───── Data extracts

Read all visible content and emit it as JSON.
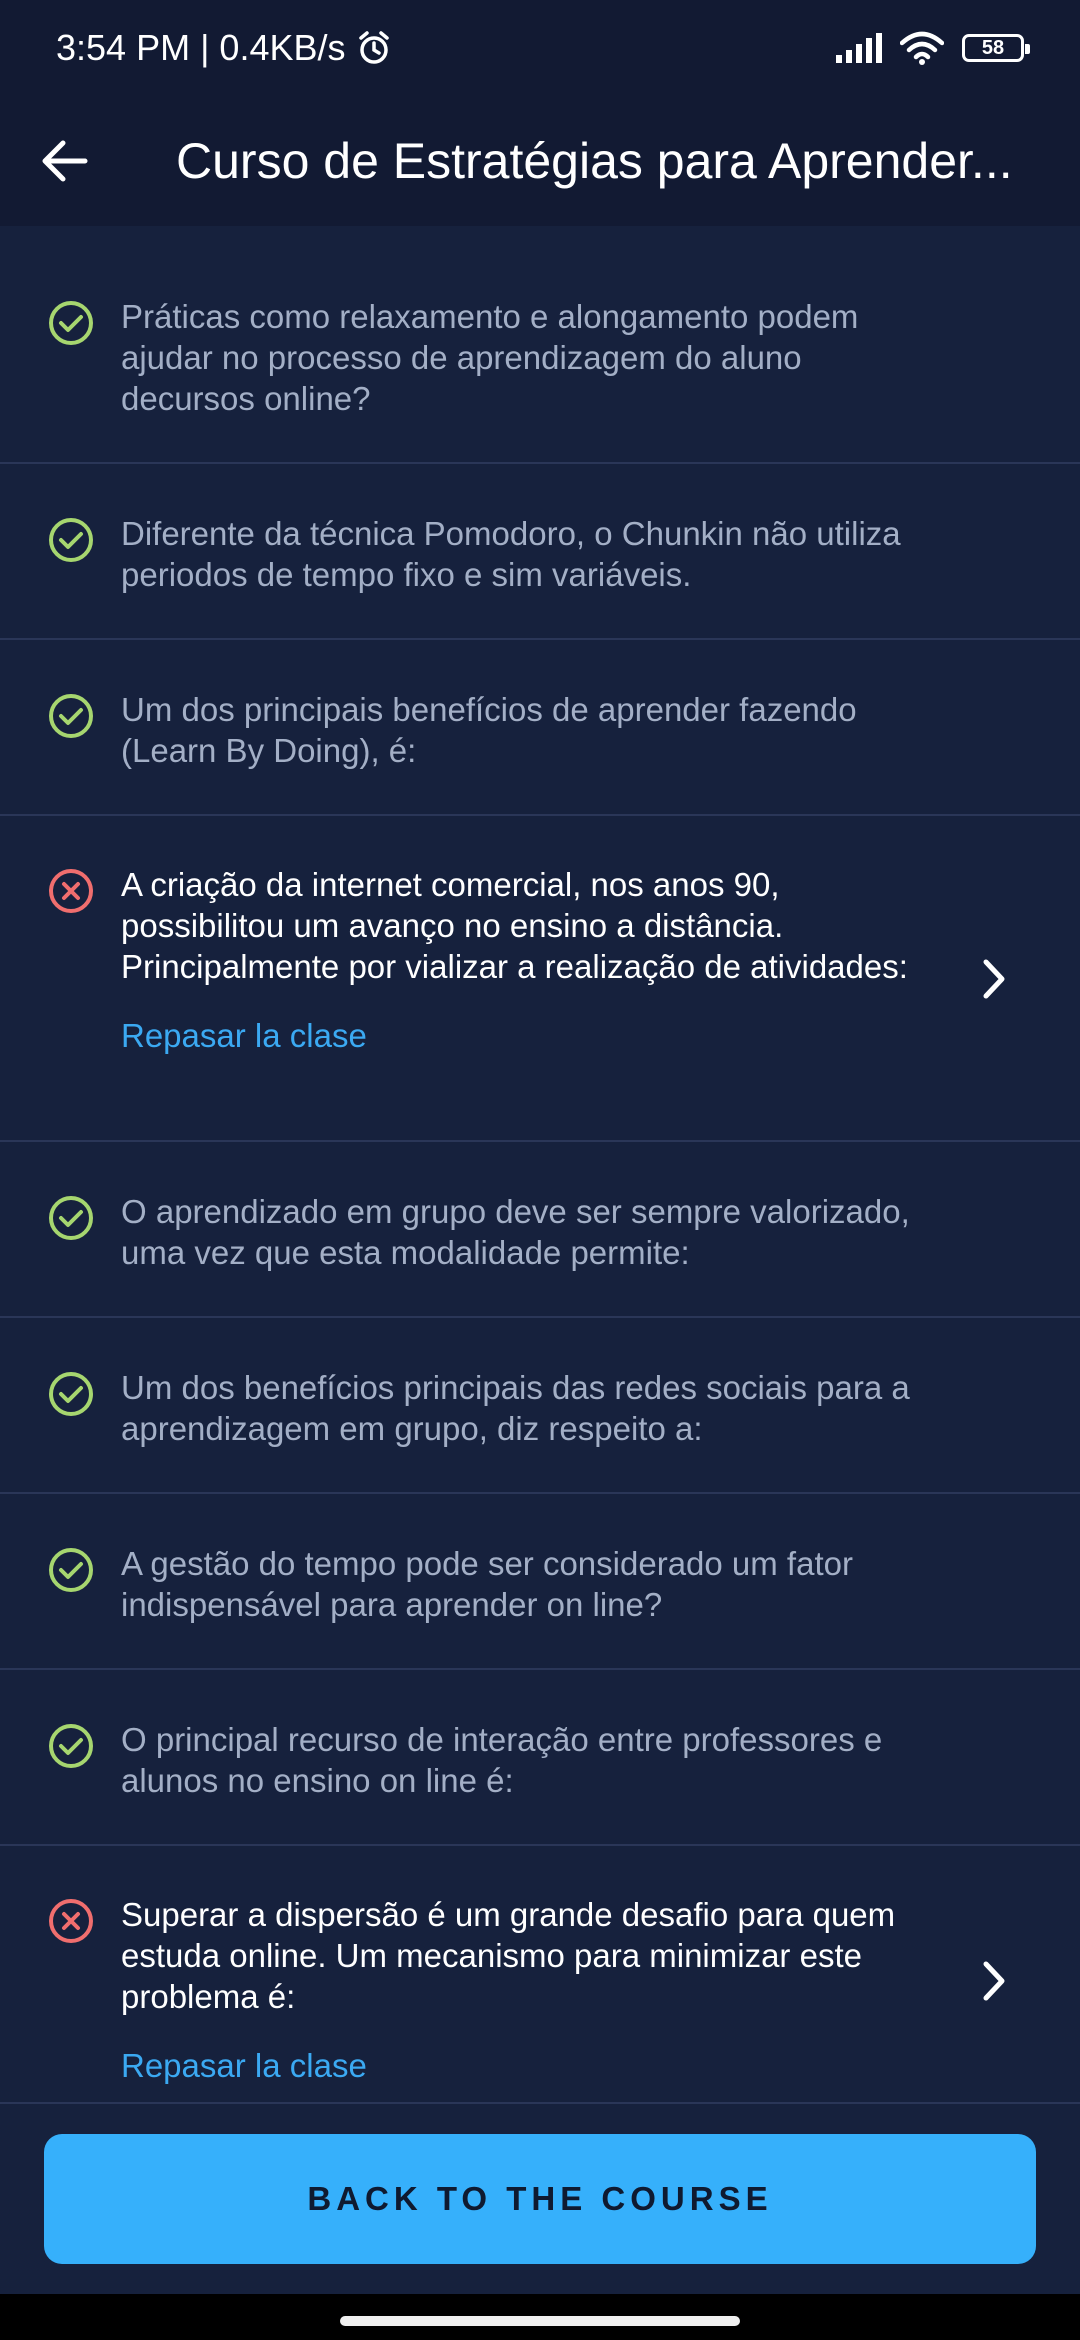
{
  "status": {
    "time_speed": "3:54 PM | 0.4KB/s",
    "battery": "58"
  },
  "header": {
    "title": "Curso de Estratégias para Aprender..."
  },
  "questions": [
    {
      "state": "correct",
      "text": "Práticas como relaxamento e alongamento podem ajudar no processo de aprendizagem do aluno decursos online?"
    },
    {
      "state": "correct",
      "text": "Diferente da técnica Pomodoro, o Chunkin não utiliza periodos de tempo fixo e sim variáveis."
    },
    {
      "state": "correct",
      "text": "Um dos principais benefícios de aprender fazendo (Learn By Doing), é:"
    },
    {
      "state": "incorrect",
      "text": "A criação da internet comercial, nos anos 90, possibilitou um avanço no ensino a distância. Principalmente por vializar a realização de atividades:",
      "review_label": "Repasar la clase"
    },
    {
      "state": "correct",
      "text": "O aprendizado em grupo deve ser sempre valorizado, uma vez que esta modalidade permite:"
    },
    {
      "state": "correct",
      "text": "Um dos benefícios principais das redes sociais para a aprendizagem em grupo, diz respeito a:"
    },
    {
      "state": "correct",
      "text": "A gestão do tempo pode ser considerado um fator indispensável para aprender on line?"
    },
    {
      "state": "correct",
      "text": "O principal recurso de interação entre professores e alunos no ensino on line é:"
    },
    {
      "state": "incorrect",
      "text": "Superar a dispersão é um grande desafio para quem estuda online. Um mecanismo para minimizar este problema é:",
      "review_label": "Repasar la clase"
    }
  ],
  "footer": {
    "cta_label": "BACK TO THE COURSE"
  },
  "colors": {
    "correct": "#a6d66f",
    "incorrect": "#f06e6e",
    "accent": "#36b0fb",
    "link": "#3ba9f2"
  }
}
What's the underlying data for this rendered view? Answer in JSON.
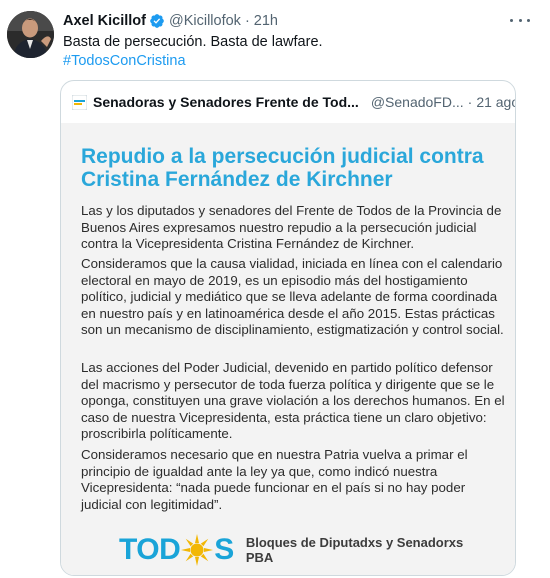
{
  "tweet": {
    "author_name": "Axel Kicillof",
    "author_handle": "@Kicillofok",
    "separator": "·",
    "time": "21h",
    "text": "Basta de persecución. Basta de lawfare.",
    "hashtag": "#TodosConCristina",
    "verified_color": "#1d9bf0"
  },
  "quote": {
    "author_name": "Senadoras y Senadores Frente de Tod...",
    "author_handle": "@SenadoFD...",
    "separator": "·",
    "time": "21 ago.",
    "image": {
      "headline": "Repudio a la persecución judicial contra Cristina Fernández de Kirchner",
      "paragraphs": [
        "Las y los diputados y senadores del Frente de Todos de la Provincia de Buenos Aires expresamos nuestro repudio a la persecución judicial contra la Vicepresidenta Cristina Fernández de Kirchner.",
        "Consideramos que la causa vialidad, iniciada en línea con el calendario electoral en mayo de 2019, es un episodio más del hostigamiento político, judicial y mediático que se lleva adelante de forma coordinada en nuestro país y en latinoamérica desde el año 2015. Estas prácticas son un mecanismo de disciplinamiento, estigmatización y control social.",
        "Las acciones del Poder Judicial, devenido en partido político defensor del macrismo y persecutor de toda fuerza política y dirigente que se le oponga, constituyen una grave violación a los derechos humanos. En el caso de nuestra Vicepresidenta, esta práctica tiene un claro objetivo: proscribirla políticamente.",
        "Consideramos necesario que en nuestra Patria vuelva a primar el principio de igualdad ante la ley ya que, como indicó nuestra Vicepresidenta: “nada puede funcionar en el país si no hay poder judicial con legitimidad”."
      ],
      "logo_left": "TOD",
      "logo_right": "S",
      "caption_line1": "Bloques de Diputadxs y Senadorxs",
      "caption_line2": "PBA",
      "headline_color": "#2aa7da",
      "logo_color": "#1aa4d8",
      "sun_color": "#f2b705"
    }
  },
  "icons": {
    "more": "more-icon",
    "verified": "verified-badge-icon",
    "quote_logo": "account-logo-icon",
    "sun": "sun-icon"
  }
}
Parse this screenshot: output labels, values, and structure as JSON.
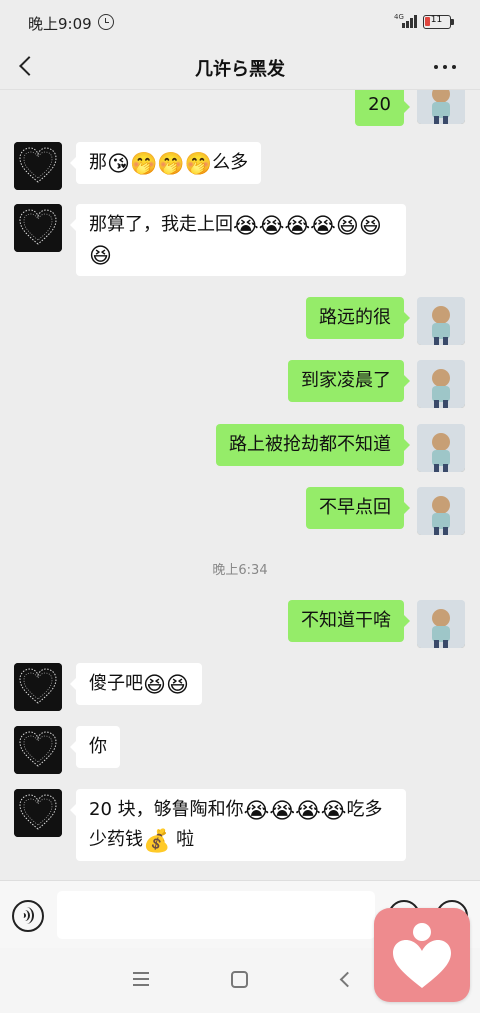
{
  "status_bar": {
    "time": "晚上9:09",
    "network": "4G",
    "battery": "11"
  },
  "nav": {
    "title": "几许ら黑发"
  },
  "messages": [
    {
      "side": "out",
      "text": "20"
    },
    {
      "side": "in",
      "parts": [
        {
          "t": "那"
        },
        {
          "e": "😘"
        },
        {
          "e": "🤭"
        },
        {
          "e": "🤭"
        },
        {
          "e": "🤭"
        },
        {
          "t": "么多"
        }
      ]
    },
    {
      "side": "in",
      "parts": [
        {
          "t": "那算了，我走上回"
        },
        {
          "e": "😭"
        },
        {
          "e": "😭"
        },
        {
          "e": "😭"
        },
        {
          "e": "😭"
        },
        {
          "e": "😆"
        },
        {
          "e": "😆"
        },
        {
          "e": "😆"
        }
      ]
    },
    {
      "side": "out",
      "text": "路远的很"
    },
    {
      "side": "out",
      "text": "到家凌晨了"
    },
    {
      "side": "out",
      "text": "路上被抢劫都不知道"
    },
    {
      "side": "out",
      "text": "不早点回"
    },
    {
      "side": "out",
      "text": "不知道干啥"
    },
    {
      "side": "in",
      "parts": [
        {
          "t": "傻子吧"
        },
        {
          "e": "😆"
        },
        {
          "e": "😆"
        }
      ]
    },
    {
      "side": "in",
      "text": "你"
    },
    {
      "side": "in",
      "parts": [
        {
          "t": "20 块，够鲁陶和你"
        },
        {
          "e": "😭"
        },
        {
          "e": "😭"
        },
        {
          "e": "😭"
        },
        {
          "e": "😭"
        },
        {
          "t": "吃多少药钱"
        },
        {
          "e": "💰"
        },
        {
          "t": " 啦"
        }
      ]
    }
  ],
  "timestamp": "晚上6:34",
  "input": {
    "value": "",
    "placeholder": ""
  },
  "icons": {
    "back": "back-arrow-icon",
    "more": "more-dots-icon",
    "voice": "voice-icon",
    "emoji": "emoji-icon",
    "plus": "plus-icon",
    "floating": "heart-app-icon"
  },
  "colors": {
    "outgoing_bubble": "#95ec69",
    "incoming_bubble": "#ffffff",
    "background": "#ededed",
    "floating_app": "#ee8b8e"
  }
}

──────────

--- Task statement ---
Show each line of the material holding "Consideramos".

--- Answer ---
        "Consideramos que la causa vialidad, iniciada en línea con el calendario electoral en mayo de 2019, es un episodio más del hostigamiento político, judicial y mediático que se lleva adelante de forma coordinada en nuestro país y en latinoamérica desde el año 2015. Estas prácticas son un mecanismo de disciplinamiento, estigmatización y control social.",
        "Consideramos necesario que en nuestra Patria vuelva a primar el principio de igualdad ante la ley ya que, como indicó nuestra Vicepresidenta: “nada puede funcionar en el país si no hay poder judicial con legitimidad”."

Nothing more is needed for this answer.